ESA Panel on Vegetation Classification

The ESA Panel provides support for the US National Vegetation Classification (USNVC), a national framework organized around ecological principles for the study of plant communities, and manages a peer review process for incorporating proposed changes into the classification.

In April 2018, a working group of Regional Editors met in Fort Collins, CO to formalize a detailed action plan to get more USNVC types described. In July, Panel members presented a special session on The US National Vegetation Classification System and the EcoVeg Approach at the International Association of Vegetation Science (IAVS) annual meeting in in Bozeman, MT.

Engaging the US Scientific Community in IPBES

The Science Office works to raise the profile of the Intergovernmental Science-Policy Platform on Biodiversity and Ecosystem Services (IPBES) among U.S. scientists. The recent IPBES Plenary in March 2018 approved regional assessments of biodiversity and ecosystem services for Africa, the Americas, Asia and the Pacific, and Europe and Central Asia, as well as a separate global assessment of land degradation. The reports and accompanying summaries for policymakers will be made available at www.ipbes.net. In June 2018, the Science Office reviewed and recommended eight applicants for upcoming IPBES assessments.

Engaging and Connecting Scientists

ESA launched its ECO platform (Ecologists Collaborating Online) in 2018, and with it was honored to take over administration of the ECOLOG-L listserv from its founder, Dr. David Inouye, and its previous host at the University of Maryland. Learn more.

In addition to ECOLOG-L, ECO is also home to collaborative working groups for all of the Society’s sections, chapters and committees, the Governing Board, the ESA Council, the Board of Professional Certification and various ad hoc and appointed collaborations, as well as extensions of interest groups to the community beyond ESA’s current membership (such as early-career ecologists).


Workshop on The Nagoya Protocol and the Shifting Landscape of International Biological Research
The Nagoya Protocol is a supplementary international agreement to the Convention on Biological Diversity. Its core purpose is to provide a transparent legal framework for the fair and equitable sharing of benefits that arise from the use of genetic resources.

In October 2017, ESA convened a workshop of twenty-four leaders of biological professional societies gathered to learn about the Nagoya Protocol and its potential effects on research. Participants identified future outreach and communication efforts to help scientists navigate the Protocol’s requirements. For more information, please see this related article published in the ESA Bulletin.

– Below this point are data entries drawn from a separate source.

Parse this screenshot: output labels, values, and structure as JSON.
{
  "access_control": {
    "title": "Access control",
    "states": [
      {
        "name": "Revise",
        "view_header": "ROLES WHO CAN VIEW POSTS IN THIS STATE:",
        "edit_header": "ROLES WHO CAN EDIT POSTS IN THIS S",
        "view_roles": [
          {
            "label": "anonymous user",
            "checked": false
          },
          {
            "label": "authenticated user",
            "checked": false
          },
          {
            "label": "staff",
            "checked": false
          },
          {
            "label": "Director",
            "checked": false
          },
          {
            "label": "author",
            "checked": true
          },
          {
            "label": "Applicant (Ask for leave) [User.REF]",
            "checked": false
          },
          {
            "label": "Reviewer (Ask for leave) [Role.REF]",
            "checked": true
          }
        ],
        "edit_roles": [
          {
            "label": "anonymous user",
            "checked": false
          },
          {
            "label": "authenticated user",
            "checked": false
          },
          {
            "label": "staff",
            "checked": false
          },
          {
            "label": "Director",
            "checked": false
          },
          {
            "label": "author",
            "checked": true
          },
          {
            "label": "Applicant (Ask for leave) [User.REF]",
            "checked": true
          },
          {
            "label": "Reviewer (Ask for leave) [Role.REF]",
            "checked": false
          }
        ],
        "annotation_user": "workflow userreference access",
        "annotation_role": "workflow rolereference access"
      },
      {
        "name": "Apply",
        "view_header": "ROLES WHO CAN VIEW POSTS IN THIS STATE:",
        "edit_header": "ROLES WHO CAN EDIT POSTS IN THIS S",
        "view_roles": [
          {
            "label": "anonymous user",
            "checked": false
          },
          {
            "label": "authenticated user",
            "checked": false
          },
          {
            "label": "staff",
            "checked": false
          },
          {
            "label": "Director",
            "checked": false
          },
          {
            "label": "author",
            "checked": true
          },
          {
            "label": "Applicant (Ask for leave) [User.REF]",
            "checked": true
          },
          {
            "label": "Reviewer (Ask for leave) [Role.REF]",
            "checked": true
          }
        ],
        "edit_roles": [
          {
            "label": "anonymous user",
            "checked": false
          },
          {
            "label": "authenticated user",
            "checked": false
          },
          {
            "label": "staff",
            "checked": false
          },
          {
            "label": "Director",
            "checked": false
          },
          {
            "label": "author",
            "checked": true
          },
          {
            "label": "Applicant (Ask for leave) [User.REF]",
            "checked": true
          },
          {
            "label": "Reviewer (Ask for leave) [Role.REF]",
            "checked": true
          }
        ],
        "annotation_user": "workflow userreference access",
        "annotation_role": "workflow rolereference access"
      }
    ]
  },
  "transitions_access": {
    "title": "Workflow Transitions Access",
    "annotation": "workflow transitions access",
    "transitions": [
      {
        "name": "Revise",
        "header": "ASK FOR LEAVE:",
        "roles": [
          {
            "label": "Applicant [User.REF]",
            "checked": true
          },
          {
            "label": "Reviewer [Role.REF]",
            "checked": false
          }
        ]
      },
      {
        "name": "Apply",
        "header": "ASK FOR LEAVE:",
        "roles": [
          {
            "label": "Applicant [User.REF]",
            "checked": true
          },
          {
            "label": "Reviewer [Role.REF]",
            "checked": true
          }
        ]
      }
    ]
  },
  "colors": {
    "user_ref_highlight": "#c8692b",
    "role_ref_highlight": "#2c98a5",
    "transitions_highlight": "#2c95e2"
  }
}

Sustaining Data Repositories: PI Workshop on Creating and Implementing Sustainability Plans
Twenty-two data repository leaders from a variety of disciplines (including biology, geology, engineering, computer science, math/physical sciences, and social sciences) attended this workshop to identify challenges and opportunities specific to data repository sustainability and to brainstorm collaborative, creative solutions.  Outcomes include three sustainability case studies, as well as a process guide to help data repository leaders create their own sustainability plans.